China's "Real" GDP

Chinese Premier Li Keqiang once revealed (on Wiki Leaks) that China’s GDP was “man-made” and to track growth he preferred to observe change in bank lending, rail freight volume and electricity consumption (production). It does not take a PHD in Econometrics to have a sense that China’s reported GDP has been implausibly smooth over the past decade or more, particularly during the episode in 2015/2016 when there was a clear deterioration in growth that required material policy intervention in the form of an August devaluation in the renminbi (chart 1). It is also important to note that the Li Keqiang Index has highlighted the cyclical overshoot as well as the undershoot in GDP. The big picture point is that the inputs into the index are more difficult for local authorities’ to fudge. In contrast, real GDP does not reveal the entire truth about activity in China.

For markets, GDP is not particularly useful in China or anywhere else. It is an obvious point, but markets are forward looking and it is the rate of change in activity that matters with respect to its influence on profits, prices, policy expectations and risk perceptions. As we have often noted, the credit impulse in China (the rate of change in credit growth) has been a reliable indicator of the mini business cycle in China over the past decade or more. The rate of change in bank lending is a large sub-component of the credit impulse and of the Li Keqiang index noted above.

The credit impulse is important because it has an influence on the key component of China’s GDP, property and infrastructure. In turn, that is a key reason why it leads the rate of change in commodity prices (chart 2) and commodity linked markets. As we have also noted recently, the expansion and contraction in credit also tends to have a pro-cyclical influence on risk perceptions or the P/E valuation multiple in equities. The P/E tends to expand (that is investors will pay a higher multiple) when credit accelerates and a lower multiple when the rate of credit slows. Put another way, it highlights the reflexivity in credit which is inflationary when taken on and deflationary when paid back.

The good news in the current episode is that the mini cycle slowdown in credit appears well advanced. The credit impulse slowed to -7% in August and is already consistent with trough conditions. The bad news is that the price signals in China’s high yield real estate market suggest that the contagion and weakness in property is broader and deeper. On the positive side, the ongoing strength in commodity prices (industrial metals) suggests that final demand might be holding up outside China’s property market and in other parts of the world.

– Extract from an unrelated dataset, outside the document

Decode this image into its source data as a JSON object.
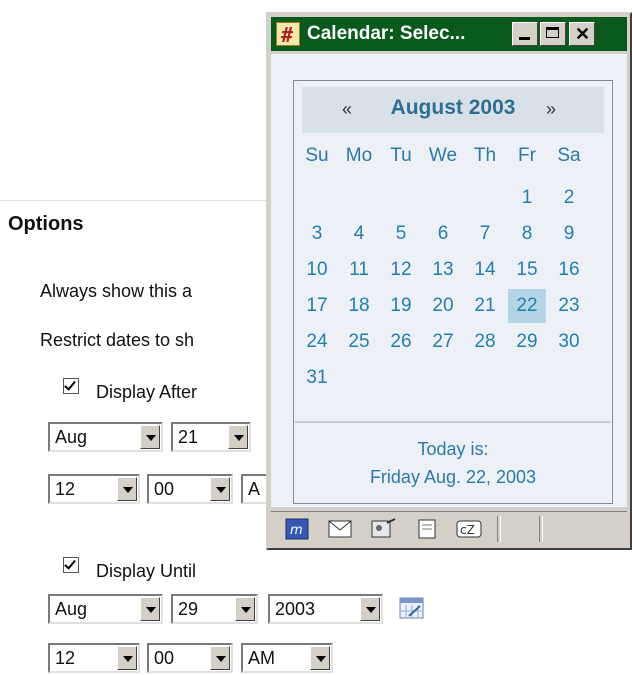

Curiously, the major commodity currencies appear materially undervalued based on spot commodity prices and the underlying terms of trade (export prices relative to import prices or national income). This is true whether one looks at the Canadian, New Zealand, Australian dollars or the Norwegian Krone. Taken to its logical conclusion, the Australian dollar ought to be trading above parity to the US Dollar based on the terms of trade (chart 3). Of course, interest rate differentials suggest that the truth lies somewhere in between. Moreover, it might also be the case that the commodity markets still have to reflect the recent slowdown in China. On the positive side, if growth perceptions start to improve again in China and the credit impulse recovers, commodity currencies probably have material upside relative to underlying fundamentals.